"The best way to do this is through public hearings."
Pritzker's plan divides the state into four broad regions and allows for the gradual reopening of businesses and public activities in five phases if they meet and sustain certain bench marks for infection rates and hospital capacity over a 28-day period. The final, full reopening phase would occur only after a COVID-19 vaccine or treatment is widely available, something that could take a year or more.
As of May 1, all of Illinois is in the second phase, which allows nonessential retail stores to accept online and telephone orders for pickup or delivery, and allows hospitals to resume elective surgeries and procedures.
According to the Illinois Department of Public Health, as of Thursday, all four regions of the state are on course to move into Phase 3 of the plan by May 29. Manufacturing, offices, retail establishments, barbershops and salons would be able to reopen to the public, with mandatory capacity limits and other safety precautions.
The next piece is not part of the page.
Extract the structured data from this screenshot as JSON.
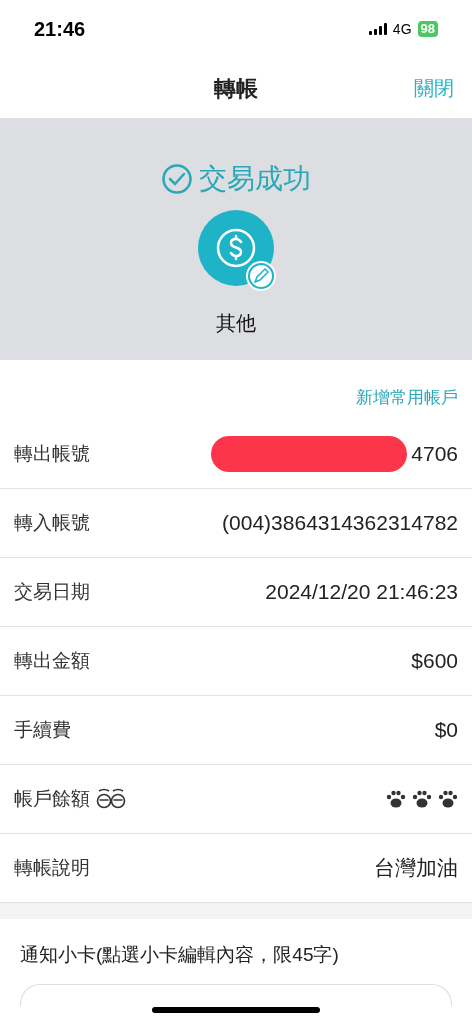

Gatherings of 10 or fewer people will be allowed, although face coverings and social-distancing requirements will remain in place.
Only in Phase 4 would restaurants and bars be allowed to reopen with capacity limits. Childcare and schools could resume operations under IDPH guidelines, nonessential travel would be allowed and public gatherings of up to 50 people would be permitted.
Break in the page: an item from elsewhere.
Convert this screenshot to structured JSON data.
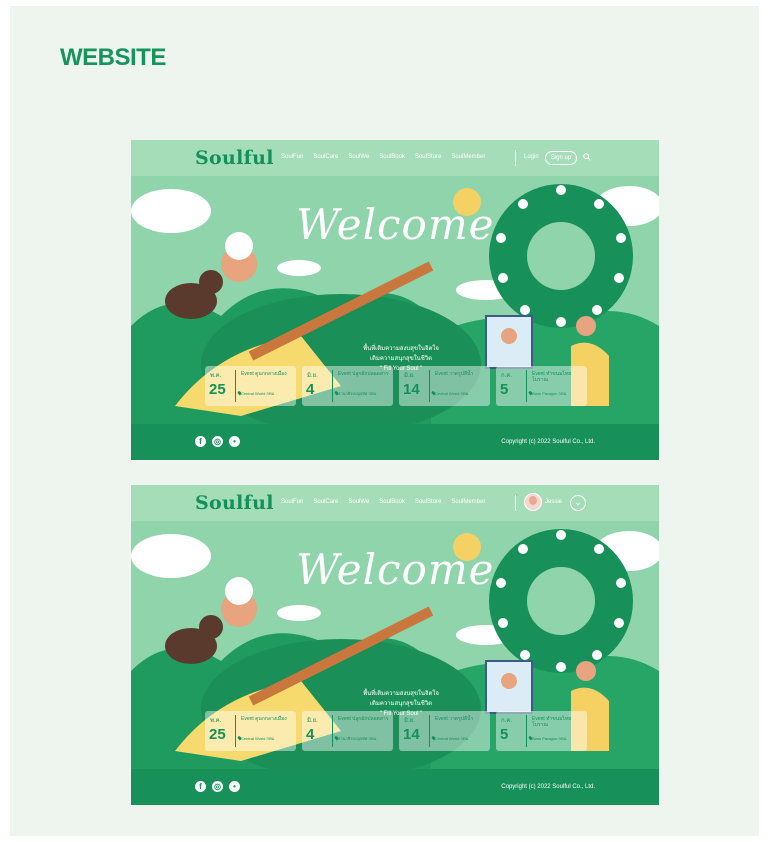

But a group of House Republicans is arguing that Pritzker's plan is still too restrictive and that progress toward a full reopening is too slow.
"I don't see how businesses can open up in Phase 3 without viable child care," said state Rep. Mike Murphy, a Springfield Republican. "I also question why restaurants, once again, are part of Phase 4 where in many other states, they're already opening. We have over 30 counties that border states with restaurants open right now."
On May 6, state Rep. Terri Bryant of Murphysboro released a statement saying the reopening of churches of more than 50 people was unacceptably delayed until phase 5.
"If my church calls for a regular in-person worship service prior to the state reaching Phase 5, I can guarantee I will be one of the first parishioners through the doors," she wrote.
When Pritzker first announced the Restore Illinois plan on May 5, he said the four regions were drawn around the state's 11 emergency medical service regions. He said the groupings were based on each region's hospital capacity and ability to coordinate emergency responses.
Last Thursday, Pritzker said a more narrowly-tailored regional system would not work.
"People who live in one area don't necessarily stay in that one area the entire time," he said. "They travel outside of the county that they're in or the city that they're in, and they do that frequently."
Meanwhile, some county sheriffs in southern Illinois and elsewhere have said they will not enforce the order.
Pritzker has so far has ruled out the possibility of using the Illinois State Police or other law enforcement agencies to enforce his orders.
But he has suggested that local governments that refuse to enforce the orders risk losing state and federal funding in the future and that bars, restaurants and other businesses that defy the order could have their licenses revoked.